"We saw this especially right after 9/11," says Dunham. "People were driven by fear, by the need to do something. We have a fear muscle and it can overreact."

That, however, doesn't entirely explain the head-snapping way our designated demons have been changing identities lately. Part of it, surely, is a question of the power of the target group itself. It was a lot easier to marginalize blacks or gays before blacks and gays stood up and pushed back. "In a liberal democracy like ours, it's hard to stigmatize a group for too long," says Dunham. "Cultural forces just work against it."

As that happens, a sense of what's culturally fashionable — or, less cynically, culturally decent — makes bias less acceptable. Dunham says he was particularly struck when former President Bush commented recently that one of the lowest points in his life occurred in the wake of the Hurricane Katrina debacle, when Kanye West accused him of racism. Even people who were rightly furious at Bush for his handling of Katrina saw that as a low blow, and his remarks about the pain it caused him had the ring of sincerity to it.

The other big driver of America's ever-changing cast of bad guys is, as with so many other things, the Internet and the 24-hr. cable news cycle.

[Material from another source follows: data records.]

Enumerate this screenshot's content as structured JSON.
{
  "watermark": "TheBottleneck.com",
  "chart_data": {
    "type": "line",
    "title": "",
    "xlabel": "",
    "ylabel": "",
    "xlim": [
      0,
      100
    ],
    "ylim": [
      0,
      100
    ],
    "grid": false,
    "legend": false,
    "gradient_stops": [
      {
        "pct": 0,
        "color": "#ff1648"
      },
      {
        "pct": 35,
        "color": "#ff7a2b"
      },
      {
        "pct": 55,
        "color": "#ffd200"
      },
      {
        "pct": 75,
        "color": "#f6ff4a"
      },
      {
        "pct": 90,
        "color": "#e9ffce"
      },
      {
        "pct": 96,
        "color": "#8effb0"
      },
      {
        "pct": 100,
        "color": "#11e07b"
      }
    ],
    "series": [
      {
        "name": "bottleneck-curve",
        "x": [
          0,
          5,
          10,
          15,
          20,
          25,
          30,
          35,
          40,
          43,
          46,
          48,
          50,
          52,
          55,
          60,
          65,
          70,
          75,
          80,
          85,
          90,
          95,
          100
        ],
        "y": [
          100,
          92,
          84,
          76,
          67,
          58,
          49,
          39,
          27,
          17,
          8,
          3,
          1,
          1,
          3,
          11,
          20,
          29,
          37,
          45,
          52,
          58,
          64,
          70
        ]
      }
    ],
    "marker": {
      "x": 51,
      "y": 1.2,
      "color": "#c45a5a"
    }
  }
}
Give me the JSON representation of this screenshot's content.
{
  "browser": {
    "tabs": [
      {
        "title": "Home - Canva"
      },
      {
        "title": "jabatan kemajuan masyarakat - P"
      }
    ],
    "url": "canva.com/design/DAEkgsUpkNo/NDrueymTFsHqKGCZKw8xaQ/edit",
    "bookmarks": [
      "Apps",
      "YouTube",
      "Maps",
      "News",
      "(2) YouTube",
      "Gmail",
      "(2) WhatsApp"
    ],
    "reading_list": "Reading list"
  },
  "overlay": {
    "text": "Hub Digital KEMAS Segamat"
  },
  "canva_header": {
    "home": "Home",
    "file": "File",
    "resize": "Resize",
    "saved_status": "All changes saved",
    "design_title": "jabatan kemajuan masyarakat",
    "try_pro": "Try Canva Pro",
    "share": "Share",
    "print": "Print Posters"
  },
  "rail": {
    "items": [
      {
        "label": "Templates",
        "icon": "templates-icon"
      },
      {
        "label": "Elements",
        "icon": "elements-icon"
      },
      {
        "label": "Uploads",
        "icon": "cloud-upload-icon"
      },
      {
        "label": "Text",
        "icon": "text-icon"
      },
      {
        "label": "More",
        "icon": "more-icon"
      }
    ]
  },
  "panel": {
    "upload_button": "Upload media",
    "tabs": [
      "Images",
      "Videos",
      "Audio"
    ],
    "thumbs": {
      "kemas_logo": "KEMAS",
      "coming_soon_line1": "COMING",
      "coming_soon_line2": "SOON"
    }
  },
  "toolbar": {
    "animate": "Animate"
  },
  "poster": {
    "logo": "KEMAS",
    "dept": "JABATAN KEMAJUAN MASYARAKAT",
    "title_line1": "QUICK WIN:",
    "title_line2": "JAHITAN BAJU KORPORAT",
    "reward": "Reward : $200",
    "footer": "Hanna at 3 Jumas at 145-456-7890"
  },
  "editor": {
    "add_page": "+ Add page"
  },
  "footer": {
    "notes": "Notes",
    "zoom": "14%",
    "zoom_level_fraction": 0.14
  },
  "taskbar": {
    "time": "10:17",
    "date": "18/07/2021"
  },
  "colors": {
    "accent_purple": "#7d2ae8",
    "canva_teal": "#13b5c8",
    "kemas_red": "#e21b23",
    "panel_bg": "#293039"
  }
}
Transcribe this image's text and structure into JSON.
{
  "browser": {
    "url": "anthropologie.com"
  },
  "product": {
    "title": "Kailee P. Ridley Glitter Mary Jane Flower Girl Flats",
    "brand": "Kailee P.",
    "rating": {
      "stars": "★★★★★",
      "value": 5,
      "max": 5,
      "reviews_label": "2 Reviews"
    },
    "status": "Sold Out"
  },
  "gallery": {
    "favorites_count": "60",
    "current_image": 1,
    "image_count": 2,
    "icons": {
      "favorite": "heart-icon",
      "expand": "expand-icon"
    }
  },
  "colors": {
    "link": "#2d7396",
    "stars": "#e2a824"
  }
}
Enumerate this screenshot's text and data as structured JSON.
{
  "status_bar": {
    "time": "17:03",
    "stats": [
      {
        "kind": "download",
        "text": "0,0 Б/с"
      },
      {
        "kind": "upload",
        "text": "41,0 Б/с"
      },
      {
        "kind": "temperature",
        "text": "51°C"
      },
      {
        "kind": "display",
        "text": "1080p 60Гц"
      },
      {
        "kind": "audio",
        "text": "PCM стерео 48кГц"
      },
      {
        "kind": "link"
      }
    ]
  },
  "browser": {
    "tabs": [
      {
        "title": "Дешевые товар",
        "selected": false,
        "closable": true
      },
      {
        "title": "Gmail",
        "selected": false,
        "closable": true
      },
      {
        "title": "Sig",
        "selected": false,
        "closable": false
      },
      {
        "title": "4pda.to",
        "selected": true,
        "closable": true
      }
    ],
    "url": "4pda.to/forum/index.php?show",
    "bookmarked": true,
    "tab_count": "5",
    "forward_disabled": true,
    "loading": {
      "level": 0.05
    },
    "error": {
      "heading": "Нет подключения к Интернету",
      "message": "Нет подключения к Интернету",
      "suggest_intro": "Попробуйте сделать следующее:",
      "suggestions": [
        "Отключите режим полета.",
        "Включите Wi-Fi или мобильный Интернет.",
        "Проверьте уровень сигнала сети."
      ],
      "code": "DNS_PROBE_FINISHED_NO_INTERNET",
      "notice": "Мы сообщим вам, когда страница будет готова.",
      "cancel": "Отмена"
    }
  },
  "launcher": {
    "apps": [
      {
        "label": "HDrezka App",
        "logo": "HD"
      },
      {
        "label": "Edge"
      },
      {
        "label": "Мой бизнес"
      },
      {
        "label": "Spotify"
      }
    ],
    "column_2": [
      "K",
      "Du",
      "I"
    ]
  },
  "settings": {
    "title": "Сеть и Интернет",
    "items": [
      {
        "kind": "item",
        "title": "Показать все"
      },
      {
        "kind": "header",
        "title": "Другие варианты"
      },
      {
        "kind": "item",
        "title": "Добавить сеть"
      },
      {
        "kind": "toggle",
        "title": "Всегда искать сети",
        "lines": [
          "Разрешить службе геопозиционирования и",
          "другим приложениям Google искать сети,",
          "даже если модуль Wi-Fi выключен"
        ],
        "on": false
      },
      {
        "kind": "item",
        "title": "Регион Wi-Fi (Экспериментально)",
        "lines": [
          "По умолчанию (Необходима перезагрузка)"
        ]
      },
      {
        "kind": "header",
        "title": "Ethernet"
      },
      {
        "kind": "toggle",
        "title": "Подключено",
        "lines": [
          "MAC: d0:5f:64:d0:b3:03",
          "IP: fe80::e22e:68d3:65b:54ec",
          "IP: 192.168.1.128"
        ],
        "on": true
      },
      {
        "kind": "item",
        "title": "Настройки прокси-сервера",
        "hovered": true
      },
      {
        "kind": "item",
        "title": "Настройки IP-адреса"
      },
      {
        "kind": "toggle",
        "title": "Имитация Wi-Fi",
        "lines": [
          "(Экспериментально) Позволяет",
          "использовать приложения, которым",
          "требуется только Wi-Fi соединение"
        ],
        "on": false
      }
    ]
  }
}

In a total-saturation information environment, it's a simple matter to launch a few rumors (beheaded Mexicans in America's deserts!), run a few scare clips (a mosque at Ground Zero!) and make yesterday's monster seem downright cuddly — and today's seem downright deadly. "In general, we're not always super politically educated, so people are getting their information from people who pare it back for them," says Dunham.

That, surely, is true. And that, surely, can't be good for us. Playing with cultural matches like this may yield short-term political gain, but you can't control the sparks that pop free — or the wildfires they ignite. It's a simple safety lesson we teach our kids, and it's one our political classes would do well to heed themselves.